This book is somewhat eclectic, though predominantly pro-free-market, as one would expect of the Friedmans. Economically, the explanation of inflation and the fascination with price indices is vintage monetarism. The idea of using fiscal policy to compensate for the business cycle is Keynesian. The frequent mention of the incentives to which individuals respond introduces a pronounced supply-side flavor.
Politically, the William Simon-like verbal assault against big government is conservative. The recommendation of legalizing underground narcotics is distinctly libertarian. Occasional lapses into interventionistic positions and free market rhetoric with loopholes are obvious concessions to liberals.

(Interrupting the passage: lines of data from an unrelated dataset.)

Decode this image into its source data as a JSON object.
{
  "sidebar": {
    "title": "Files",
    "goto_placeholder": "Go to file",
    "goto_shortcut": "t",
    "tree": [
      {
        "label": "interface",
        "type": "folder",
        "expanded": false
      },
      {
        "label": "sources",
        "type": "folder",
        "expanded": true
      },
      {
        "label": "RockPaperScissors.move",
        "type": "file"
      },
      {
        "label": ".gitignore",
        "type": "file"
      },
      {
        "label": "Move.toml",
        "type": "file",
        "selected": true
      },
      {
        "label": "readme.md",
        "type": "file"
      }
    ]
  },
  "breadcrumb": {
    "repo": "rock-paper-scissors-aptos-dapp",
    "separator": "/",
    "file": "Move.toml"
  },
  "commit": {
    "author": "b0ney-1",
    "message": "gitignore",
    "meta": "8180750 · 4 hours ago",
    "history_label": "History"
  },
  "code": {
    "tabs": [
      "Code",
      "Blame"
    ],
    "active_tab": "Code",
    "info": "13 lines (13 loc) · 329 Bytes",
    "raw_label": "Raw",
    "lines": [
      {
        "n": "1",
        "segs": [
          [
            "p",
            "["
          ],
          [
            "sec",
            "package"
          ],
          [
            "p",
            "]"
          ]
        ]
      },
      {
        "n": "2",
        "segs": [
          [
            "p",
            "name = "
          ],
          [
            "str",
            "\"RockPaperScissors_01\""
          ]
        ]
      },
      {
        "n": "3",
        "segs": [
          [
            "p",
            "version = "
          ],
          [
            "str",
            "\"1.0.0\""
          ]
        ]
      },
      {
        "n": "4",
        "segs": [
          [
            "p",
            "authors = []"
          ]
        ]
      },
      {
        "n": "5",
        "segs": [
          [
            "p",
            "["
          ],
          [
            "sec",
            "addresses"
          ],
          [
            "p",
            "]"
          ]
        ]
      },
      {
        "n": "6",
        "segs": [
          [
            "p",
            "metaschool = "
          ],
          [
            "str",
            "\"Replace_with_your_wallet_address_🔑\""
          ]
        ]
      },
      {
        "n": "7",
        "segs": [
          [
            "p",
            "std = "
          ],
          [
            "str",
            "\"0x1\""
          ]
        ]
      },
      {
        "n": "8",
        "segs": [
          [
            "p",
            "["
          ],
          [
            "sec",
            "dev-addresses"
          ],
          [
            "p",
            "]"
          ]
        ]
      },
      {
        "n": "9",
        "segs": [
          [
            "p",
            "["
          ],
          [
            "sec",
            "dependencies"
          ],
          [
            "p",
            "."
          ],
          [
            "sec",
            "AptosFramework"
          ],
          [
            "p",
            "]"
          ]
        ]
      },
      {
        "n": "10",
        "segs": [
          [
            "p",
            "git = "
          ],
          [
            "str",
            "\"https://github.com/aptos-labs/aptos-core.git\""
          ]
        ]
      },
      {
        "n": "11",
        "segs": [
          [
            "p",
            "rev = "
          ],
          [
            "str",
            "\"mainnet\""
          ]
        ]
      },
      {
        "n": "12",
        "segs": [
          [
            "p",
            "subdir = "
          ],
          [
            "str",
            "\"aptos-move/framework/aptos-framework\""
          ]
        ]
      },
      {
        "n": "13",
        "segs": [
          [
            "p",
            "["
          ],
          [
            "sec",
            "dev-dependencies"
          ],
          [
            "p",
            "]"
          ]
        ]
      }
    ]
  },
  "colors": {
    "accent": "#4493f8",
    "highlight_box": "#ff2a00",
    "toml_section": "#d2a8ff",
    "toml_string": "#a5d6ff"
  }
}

In short, this is a minor book which is little more than a postscript to the Friedmans' best seller, ''Free to Choose.'' Still, designed for popular audiences as it is, ''Tyranny of the Status Quo'' will find its niche among those who are chafing under the burden of government. For many, though, the summary given in the last chapter (three-plus pages) will suffice. The unusually lucid discussion of the ''balance of trade'' problem (pp. 124-129) is also recommended.